When one considers the benefits of military service, perks such as learning job skills, seeing the world, and saving money for college might come to mind. Becoming a better DJ, however, is not typically part of the recruiter’s sales pitch. But according to Bay Area native Christopher Conley, aka DJ Method, it was down-time while stationed in a tiny town in New Mexico that inspired him to turn a hobby into a successful career.
Today, he has more than 12 years of DJ experience, and he’s known for his open-format style. We caught up with DJ Method about what open-format means, the weirdest DJ faux pas he’s seen, and his advocacy for backing up hard drives.
We heard you learned to DJ in the military. What was that experience like?

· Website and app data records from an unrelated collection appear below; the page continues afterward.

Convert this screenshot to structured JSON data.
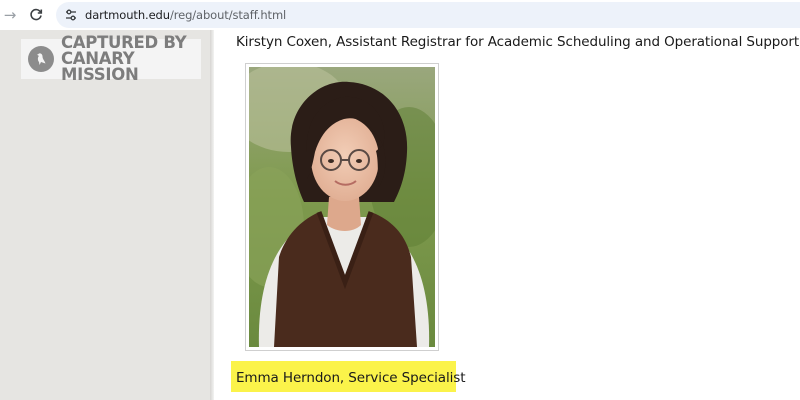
{
  "browser": {
    "url_domain": "dartmouth.edu",
    "url_path": "/reg/about/staff.html",
    "icons": [
      "forward-arrow-icon",
      "reload-icon",
      "site-info-icon"
    ]
  },
  "watermark": {
    "line1": "CAPTURED BY",
    "line2": "CANARY MISSION"
  },
  "content": {
    "previous_staff": "Kirstyn Coxen, Assistant Registrar for Academic Scheduling and Operational Support",
    "staff_caption": "Emma Herndon, Service Specialist",
    "highlight_color": "#fbf34a"
  }
}
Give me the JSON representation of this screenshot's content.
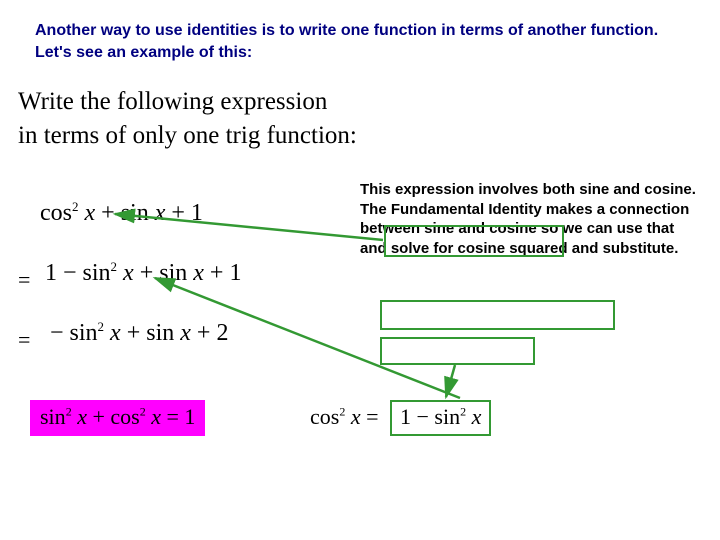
{
  "intro": "Another way to use identities is to write one function in terms of another function.  Let's see an example of this:",
  "prompt_line1": "Write the following expression",
  "prompt_line2": "in terms of only one trig function:",
  "exprs": {
    "e1_a": "cos",
    "e1_b": "x",
    "e1_c": " + sin ",
    "e1_d": "x",
    "e1_e": " + 1",
    "e2_a": "1 − sin",
    "e2_b": "x",
    "e2_c": " + sin ",
    "e2_d": "x",
    "e2_e": " + 1",
    "e3_a": "− sin",
    "e3_b": "x",
    "e3_c": " + sin ",
    "e3_d": "x",
    "e3_e": " + 2"
  },
  "identity": {
    "a": "sin",
    "b": "x",
    "c": " + cos",
    "d": "x",
    "eq": "  =  1"
  },
  "cos_solved": {
    "lhs_a": "cos",
    "lhs_b": "x",
    "eq": "  = ",
    "rhs_a": "1 − sin",
    "rhs_b": "x"
  },
  "explain": "This expression involves both sine and cosine.  The Fundamental Identity makes a connection between sine and cosine so we can use that and solve for cosine squared and substitute.",
  "sup2": "2",
  "equals": "="
}
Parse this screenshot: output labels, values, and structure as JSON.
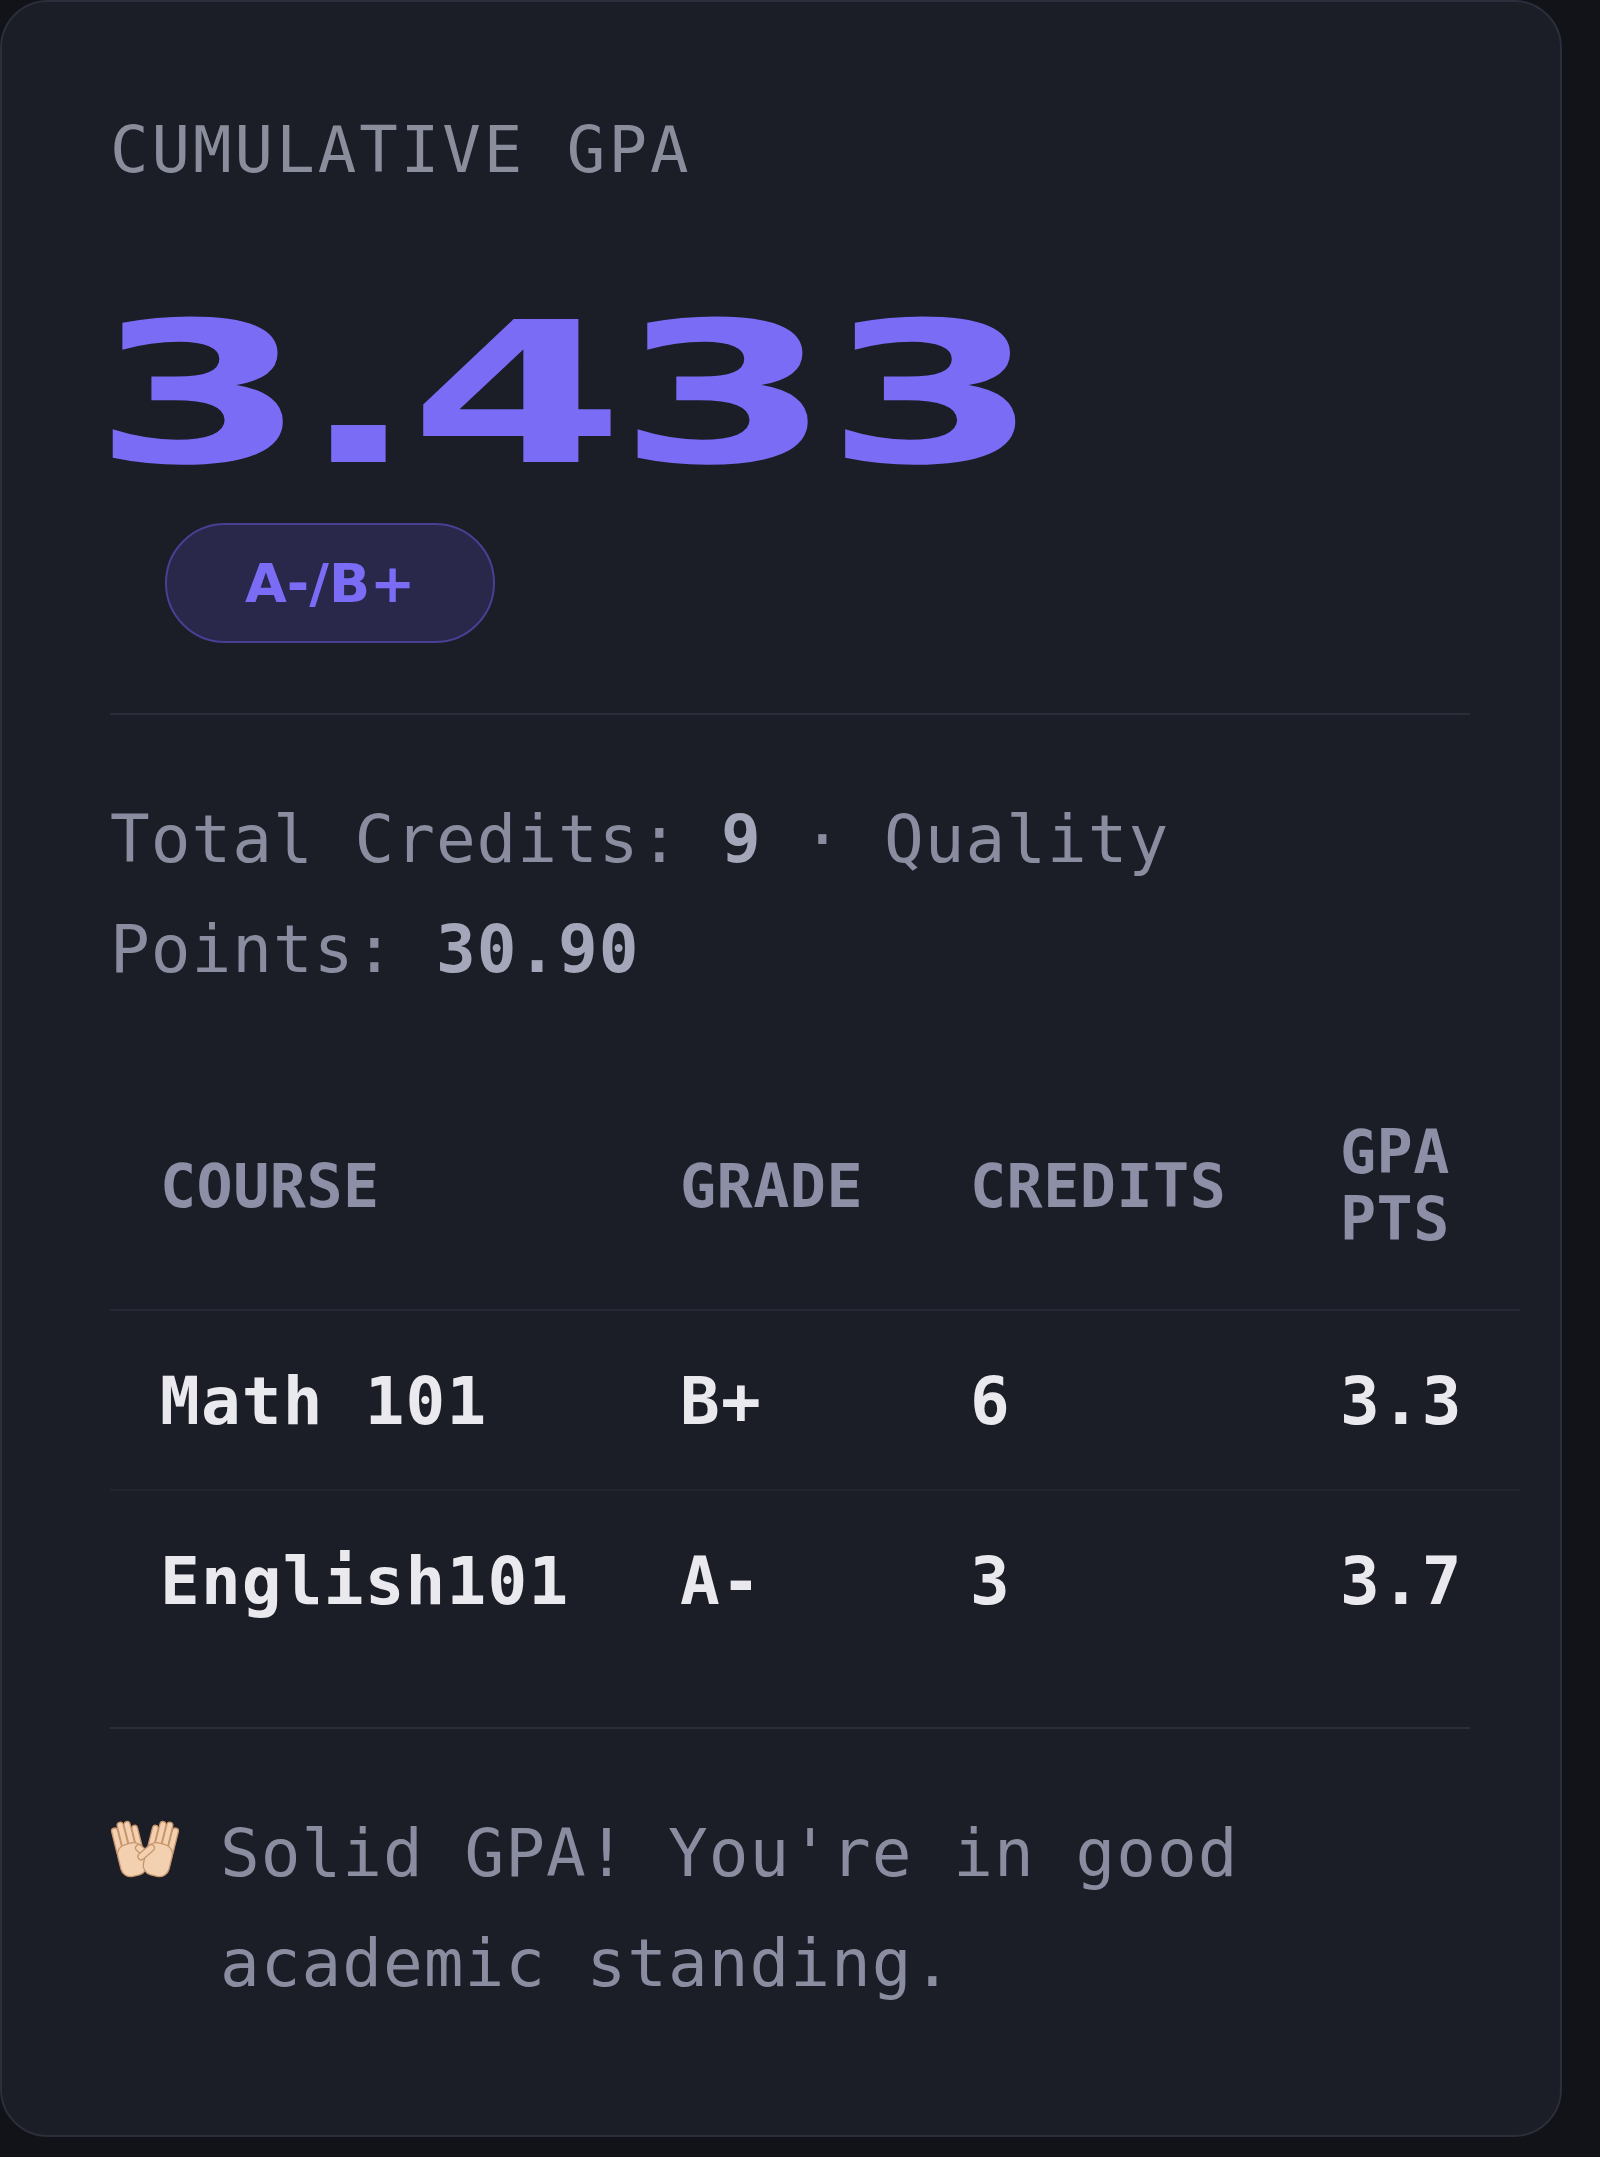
{
  "card": {
    "title": "CUMULATIVE GPA",
    "gpa": "3.433",
    "grade_badge": "A-/B+"
  },
  "summary": "Total Credits: **9** · Quality Points: **30.90**",
  "table": {
    "columns": [
      "COURSE",
      "GRADE",
      "CREDITS",
      "GPA PTS"
    ],
    "rows": [
      [
        "Math 101",
        "B+",
        "6",
        "3.3"
      ],
      [
        "English101",
        "A-",
        "3",
        "3.7"
      ]
    ]
  },
  "message": "Solid GPA! You're in good academic standing."
}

Actually, it was pretty much the same as learning anywhere else. I was a city kid through and through so being stationed in a tiny town in New Mexico was a pretty big culture shock. Also, if you’re not deployed and not studying for promotion, there’s a lot of free time when you’re not working. Being a late teen with not much to do in a small town is a dangerous proposition, so I had a friend of mine send me his old pair of beginner turntables. I hooked them up in my dorm room on base and started searching for record shops online. (There were none.) Then it was just teaching myself how to beat-match and mix singles together. After a while, I was allowed to move off-base, and I kind of became known as the DJ guy, so we started having parties at friends houses. It was…
click here to read more.